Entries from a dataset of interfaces
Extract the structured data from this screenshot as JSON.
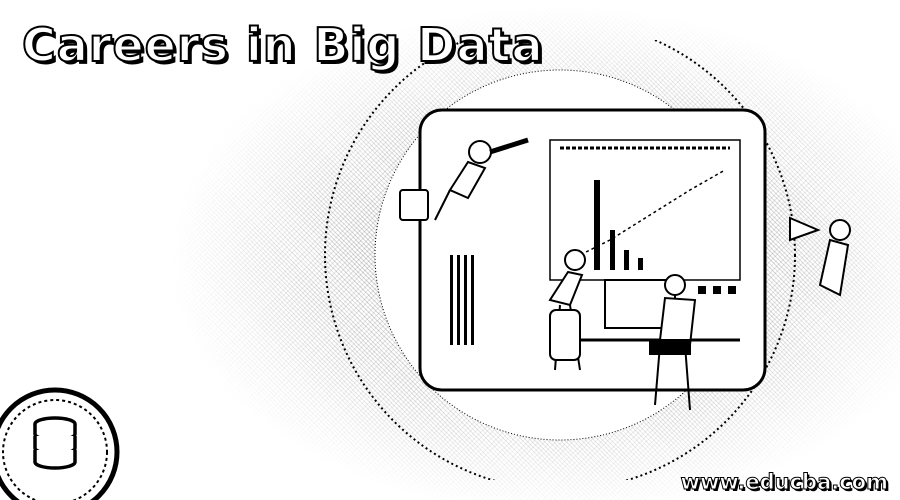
{
  "title": "Careers in Big Data",
  "watermark": "www.educba.com",
  "icons": {
    "badge": "database-icon",
    "illustration": "data-analytics-illustration"
  },
  "colors": {
    "ink": "#000000",
    "paper": "#ffffff"
  }
}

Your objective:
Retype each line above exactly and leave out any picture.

Response area:
Extract the structured data from this screenshot as JSON.
{
  "title": "Careers in Big Data",
  "watermark": "www.educba.com",
  "icons": {
    "badge": "database-icon",
    "illustration": "data-analytics-illustration"
  },
  "colors": {
    "ink": "#000000",
    "paper": "#ffffff"
  }
}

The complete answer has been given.